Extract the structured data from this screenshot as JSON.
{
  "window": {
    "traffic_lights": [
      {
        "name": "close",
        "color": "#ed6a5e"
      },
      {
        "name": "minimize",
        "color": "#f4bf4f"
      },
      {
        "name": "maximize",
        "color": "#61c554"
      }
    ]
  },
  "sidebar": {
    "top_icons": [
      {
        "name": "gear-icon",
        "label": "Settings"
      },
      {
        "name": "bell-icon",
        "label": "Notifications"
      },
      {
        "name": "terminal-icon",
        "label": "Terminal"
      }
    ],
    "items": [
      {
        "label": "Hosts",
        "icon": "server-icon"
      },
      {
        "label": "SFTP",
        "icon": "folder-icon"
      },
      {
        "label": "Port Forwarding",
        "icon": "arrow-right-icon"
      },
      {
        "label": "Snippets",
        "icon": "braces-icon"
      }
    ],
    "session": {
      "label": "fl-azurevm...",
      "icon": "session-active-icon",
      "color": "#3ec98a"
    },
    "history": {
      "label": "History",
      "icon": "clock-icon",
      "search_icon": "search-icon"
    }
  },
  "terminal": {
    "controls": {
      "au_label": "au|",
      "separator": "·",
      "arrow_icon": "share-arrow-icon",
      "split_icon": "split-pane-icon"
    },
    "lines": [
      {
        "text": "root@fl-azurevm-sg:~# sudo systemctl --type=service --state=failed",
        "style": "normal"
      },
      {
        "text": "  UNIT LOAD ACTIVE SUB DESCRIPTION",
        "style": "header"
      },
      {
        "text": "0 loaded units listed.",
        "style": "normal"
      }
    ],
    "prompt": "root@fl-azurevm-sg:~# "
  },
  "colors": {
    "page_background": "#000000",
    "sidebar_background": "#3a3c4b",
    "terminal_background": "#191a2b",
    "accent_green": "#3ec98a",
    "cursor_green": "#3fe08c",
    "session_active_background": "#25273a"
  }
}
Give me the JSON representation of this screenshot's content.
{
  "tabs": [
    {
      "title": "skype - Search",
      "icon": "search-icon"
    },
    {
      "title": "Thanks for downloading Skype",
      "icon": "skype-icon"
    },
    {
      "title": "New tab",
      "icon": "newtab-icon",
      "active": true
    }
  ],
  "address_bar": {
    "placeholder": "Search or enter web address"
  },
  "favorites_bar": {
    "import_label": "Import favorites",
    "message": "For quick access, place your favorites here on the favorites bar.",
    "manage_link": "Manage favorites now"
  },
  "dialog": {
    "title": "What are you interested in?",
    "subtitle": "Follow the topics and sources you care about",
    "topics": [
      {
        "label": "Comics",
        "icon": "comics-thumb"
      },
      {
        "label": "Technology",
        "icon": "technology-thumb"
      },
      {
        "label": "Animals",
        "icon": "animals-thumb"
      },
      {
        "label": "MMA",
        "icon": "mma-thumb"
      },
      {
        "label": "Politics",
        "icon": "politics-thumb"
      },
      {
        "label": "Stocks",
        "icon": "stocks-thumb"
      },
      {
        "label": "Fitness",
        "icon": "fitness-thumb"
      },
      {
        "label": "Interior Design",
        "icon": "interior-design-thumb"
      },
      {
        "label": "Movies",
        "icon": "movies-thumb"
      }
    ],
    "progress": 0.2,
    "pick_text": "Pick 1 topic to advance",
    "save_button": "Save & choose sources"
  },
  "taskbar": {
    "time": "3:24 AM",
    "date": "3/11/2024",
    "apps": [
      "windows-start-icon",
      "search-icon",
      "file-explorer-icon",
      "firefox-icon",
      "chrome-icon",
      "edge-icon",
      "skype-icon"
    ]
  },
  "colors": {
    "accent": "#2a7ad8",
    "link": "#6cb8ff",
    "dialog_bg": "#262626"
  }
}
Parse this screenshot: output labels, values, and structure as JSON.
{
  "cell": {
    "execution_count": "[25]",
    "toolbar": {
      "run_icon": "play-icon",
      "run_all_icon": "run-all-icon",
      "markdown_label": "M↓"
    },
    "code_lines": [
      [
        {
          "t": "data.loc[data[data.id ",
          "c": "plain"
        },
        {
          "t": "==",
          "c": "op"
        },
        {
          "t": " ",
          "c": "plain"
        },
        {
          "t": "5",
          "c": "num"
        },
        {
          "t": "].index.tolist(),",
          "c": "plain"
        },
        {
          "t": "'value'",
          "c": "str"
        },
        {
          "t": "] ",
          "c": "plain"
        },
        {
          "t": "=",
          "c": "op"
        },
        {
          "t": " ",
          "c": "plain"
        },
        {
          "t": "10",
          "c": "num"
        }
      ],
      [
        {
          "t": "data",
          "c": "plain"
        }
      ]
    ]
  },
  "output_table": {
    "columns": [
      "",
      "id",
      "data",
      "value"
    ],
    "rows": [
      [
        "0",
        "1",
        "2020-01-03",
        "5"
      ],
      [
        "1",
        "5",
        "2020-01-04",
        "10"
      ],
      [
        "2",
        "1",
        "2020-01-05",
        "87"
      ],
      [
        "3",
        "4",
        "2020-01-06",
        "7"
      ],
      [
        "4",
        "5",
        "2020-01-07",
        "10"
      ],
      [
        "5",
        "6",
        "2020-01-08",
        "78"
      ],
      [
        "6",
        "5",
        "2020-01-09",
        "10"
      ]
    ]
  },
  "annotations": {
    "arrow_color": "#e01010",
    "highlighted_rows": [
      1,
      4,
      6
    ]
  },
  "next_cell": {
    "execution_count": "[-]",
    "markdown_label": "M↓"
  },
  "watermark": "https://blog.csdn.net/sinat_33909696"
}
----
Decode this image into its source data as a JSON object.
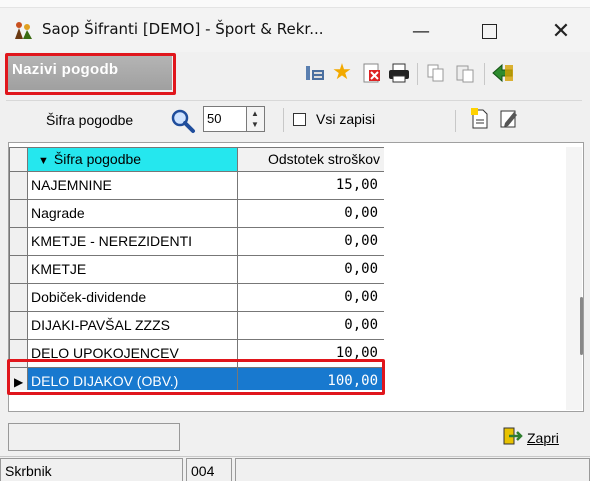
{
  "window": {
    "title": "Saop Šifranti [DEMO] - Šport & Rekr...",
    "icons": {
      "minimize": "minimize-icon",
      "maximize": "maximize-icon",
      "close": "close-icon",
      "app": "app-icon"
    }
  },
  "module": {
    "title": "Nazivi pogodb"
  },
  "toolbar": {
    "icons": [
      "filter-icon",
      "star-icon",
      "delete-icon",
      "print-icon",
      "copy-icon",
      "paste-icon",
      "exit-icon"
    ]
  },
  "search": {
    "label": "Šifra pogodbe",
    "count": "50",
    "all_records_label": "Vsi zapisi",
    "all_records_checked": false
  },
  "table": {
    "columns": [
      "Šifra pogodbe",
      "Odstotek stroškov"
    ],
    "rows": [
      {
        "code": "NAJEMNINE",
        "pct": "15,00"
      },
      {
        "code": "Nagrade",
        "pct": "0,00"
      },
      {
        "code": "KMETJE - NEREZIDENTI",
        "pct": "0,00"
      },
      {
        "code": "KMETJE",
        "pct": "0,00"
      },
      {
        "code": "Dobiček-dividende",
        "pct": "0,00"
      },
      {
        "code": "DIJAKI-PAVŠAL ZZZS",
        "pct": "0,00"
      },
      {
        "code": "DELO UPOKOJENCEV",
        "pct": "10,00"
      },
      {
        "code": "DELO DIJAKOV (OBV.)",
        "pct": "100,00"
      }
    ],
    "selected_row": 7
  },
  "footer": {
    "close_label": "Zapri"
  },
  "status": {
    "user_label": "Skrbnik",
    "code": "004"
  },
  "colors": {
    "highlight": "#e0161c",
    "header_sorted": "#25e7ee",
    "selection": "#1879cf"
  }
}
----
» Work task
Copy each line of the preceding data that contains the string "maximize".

» Written answer
        "name": "maximize",
      "maximize": "maximize-icon",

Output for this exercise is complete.